■ ACTIVITY ■
Retype each entry exactly. Skip any pictures.

■ DATA FOR REVIEW ■
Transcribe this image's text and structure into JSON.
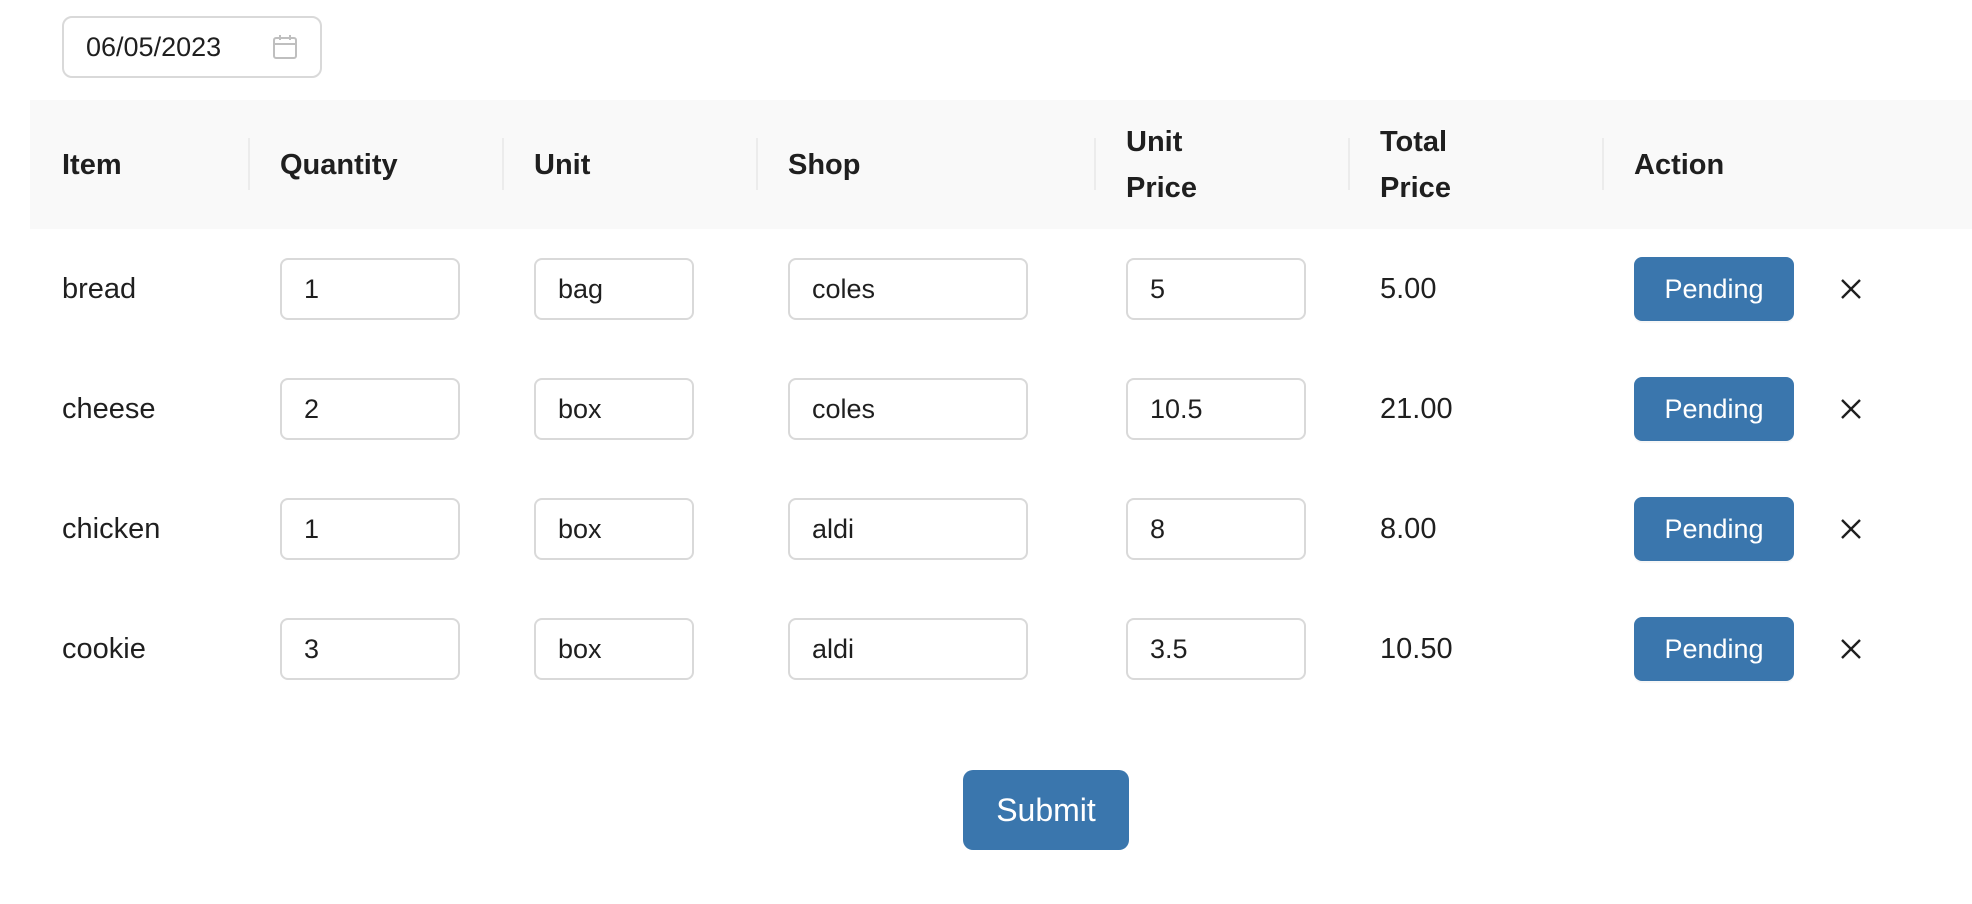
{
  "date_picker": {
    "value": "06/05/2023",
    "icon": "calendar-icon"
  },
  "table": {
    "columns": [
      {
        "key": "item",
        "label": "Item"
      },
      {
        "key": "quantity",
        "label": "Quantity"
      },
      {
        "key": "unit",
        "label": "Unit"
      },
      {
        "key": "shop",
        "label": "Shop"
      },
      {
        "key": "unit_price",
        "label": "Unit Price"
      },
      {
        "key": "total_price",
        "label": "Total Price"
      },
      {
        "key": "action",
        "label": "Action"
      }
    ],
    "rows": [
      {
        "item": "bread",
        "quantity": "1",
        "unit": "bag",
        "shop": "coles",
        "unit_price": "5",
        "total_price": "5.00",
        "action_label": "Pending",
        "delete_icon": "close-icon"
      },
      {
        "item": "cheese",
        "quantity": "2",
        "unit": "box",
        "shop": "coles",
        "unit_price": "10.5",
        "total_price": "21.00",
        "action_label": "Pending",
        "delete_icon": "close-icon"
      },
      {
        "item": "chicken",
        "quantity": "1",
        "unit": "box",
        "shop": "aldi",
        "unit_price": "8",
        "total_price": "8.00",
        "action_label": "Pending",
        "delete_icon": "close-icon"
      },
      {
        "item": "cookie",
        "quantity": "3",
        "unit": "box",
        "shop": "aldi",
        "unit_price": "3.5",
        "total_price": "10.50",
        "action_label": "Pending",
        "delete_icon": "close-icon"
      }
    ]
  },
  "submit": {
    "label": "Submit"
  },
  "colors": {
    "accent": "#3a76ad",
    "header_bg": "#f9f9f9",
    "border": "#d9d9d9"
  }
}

■ EXERCISE RESPONSE ■
Transcribe this image's text and structure into JSON.
{
  "date_picker": {
    "value": "06/05/2023",
    "icon": "calendar-icon"
  },
  "table": {
    "columns": [
      {
        "key": "item",
        "label": "Item"
      },
      {
        "key": "quantity",
        "label": "Quantity"
      },
      {
        "key": "unit",
        "label": "Unit"
      },
      {
        "key": "shop",
        "label": "Shop"
      },
      {
        "key": "unit_price",
        "label": "Unit Price"
      },
      {
        "key": "total_price",
        "label": "Total Price"
      },
      {
        "key": "action",
        "label": "Action"
      }
    ],
    "rows": [
      {
        "item": "bread",
        "quantity": "1",
        "unit": "bag",
        "shop": "coles",
        "unit_price": "5",
        "total_price": "5.00",
        "action_label": "Pending",
        "delete_icon": "close-icon"
      },
      {
        "item": "cheese",
        "quantity": "2",
        "unit": "box",
        "shop": "coles",
        "unit_price": "10.5",
        "total_price": "21.00",
        "action_label": "Pending",
        "delete_icon": "close-icon"
      },
      {
        "item": "chicken",
        "quantity": "1",
        "unit": "box",
        "shop": "aldi",
        "unit_price": "8",
        "total_price": "8.00",
        "action_label": "Pending",
        "delete_icon": "close-icon"
      },
      {
        "item": "cookie",
        "quantity": "3",
        "unit": "box",
        "shop": "aldi",
        "unit_price": "3.5",
        "total_price": "10.50",
        "action_label": "Pending",
        "delete_icon": "close-icon"
      }
    ]
  },
  "submit": {
    "label": "Submit"
  },
  "colors": {
    "accent": "#3a76ad",
    "header_bg": "#f9f9f9",
    "border": "#d9d9d9"
  }
}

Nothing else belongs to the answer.